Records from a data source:

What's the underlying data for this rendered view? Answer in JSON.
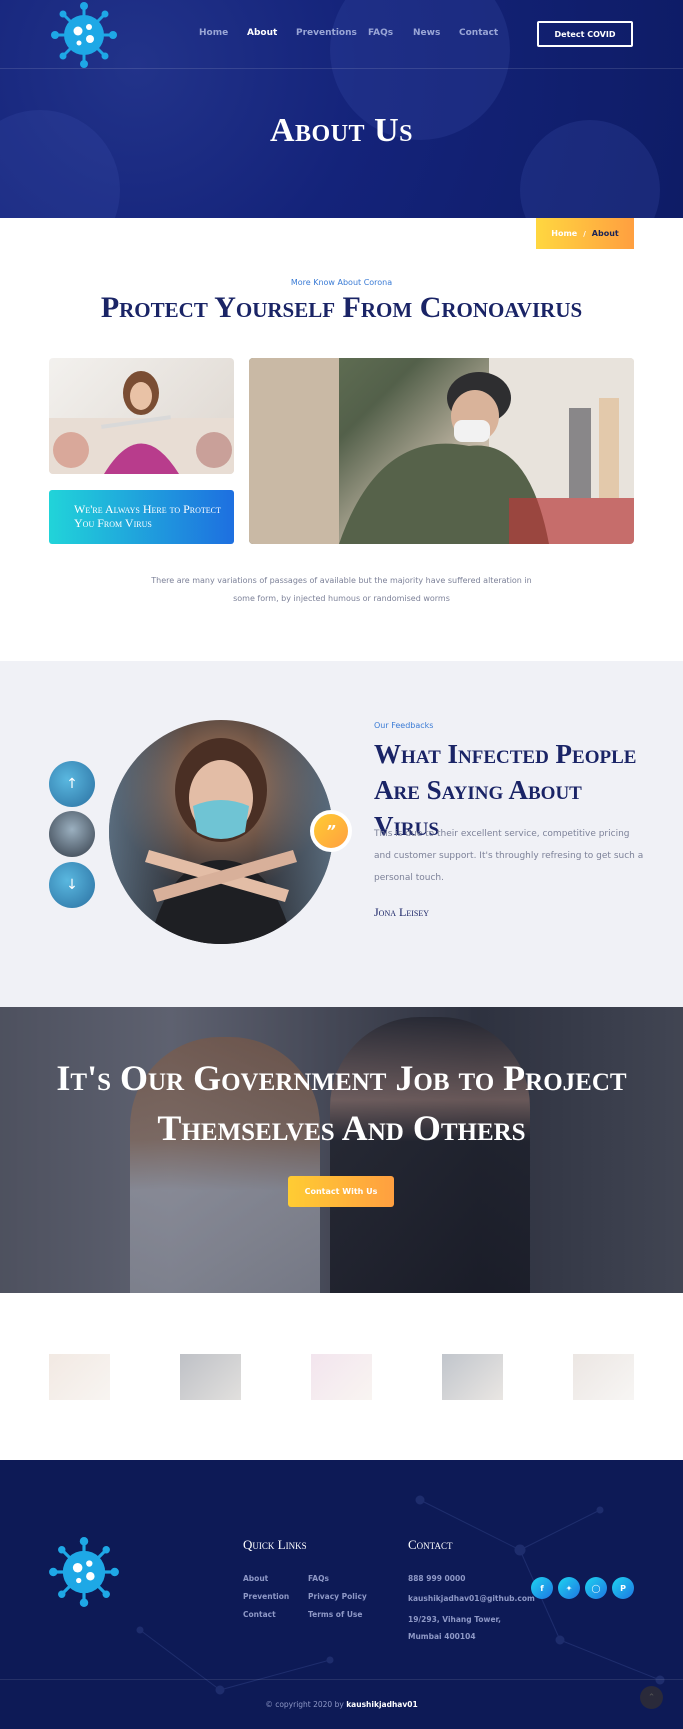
{
  "nav": {
    "items": [
      "Home",
      "About",
      "Preventions",
      "FAQs",
      "News",
      "Contact"
    ],
    "active": "About",
    "detect_button": "Detect COVID"
  },
  "hero": {
    "title": "About Us"
  },
  "breadcrumb": {
    "home": "Home",
    "separator": "/",
    "current": "About"
  },
  "about": {
    "eyebrow": "More Know About Corona",
    "title": "Protect Yourself From Cronoavirus",
    "card_text": "We're Always Here to Protect You From Virus",
    "body": "There are many variations of passages of available but the majority have suffered alteration in some form, by injected humous or randomised worms"
  },
  "testimonial": {
    "eyebrow": "Our Feedbacks",
    "title": "What Infected People Are Saying About Virus",
    "quote_mark": "”",
    "text": "This is due to their excellent service, competitive pricing and customer support. It's throughly refresing to get such a personal touch.",
    "author": "Jona Leisey",
    "thumbs": [
      "arrow-up-icon",
      "avatar",
      "arrow-down-icon"
    ]
  },
  "cta": {
    "title": "It's Our Government Job to Project Themselves And Others",
    "button": "Contact With Us"
  },
  "footer": {
    "quick_links_title": "Quick Links",
    "links_col1": [
      "About",
      "Prevention",
      "Contact"
    ],
    "links_col2": [
      "FAQs",
      "Privacy Policy",
      "Terms of Use"
    ],
    "contact_title": "Contact",
    "phone": "888 999 0000",
    "email": "kaushikjadhav01@github.com",
    "address_line1": "19/293, Vihang Tower,",
    "address_line2": "Mumbai 400104",
    "social": [
      "facebook-icon",
      "twitter-icon",
      "instagram-icon",
      "pinterest-icon"
    ],
    "copyright_prefix": "© copyright 2020 by",
    "copyright_name": "kaushikjadhav01"
  },
  "colors": {
    "navy": "#0d1a56",
    "accent_orange": "#ff9f40",
    "accent_yellow": "#ffcc33",
    "accent_blue": "#1e6fe0",
    "accent_cyan": "#21d4d9"
  }
}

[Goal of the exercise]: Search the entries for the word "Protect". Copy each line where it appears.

[Solved exercise]:
    "title": "Protect Yourself From Cronoavirus",
    "card_text": "We're Always Here to Protect You From Virus",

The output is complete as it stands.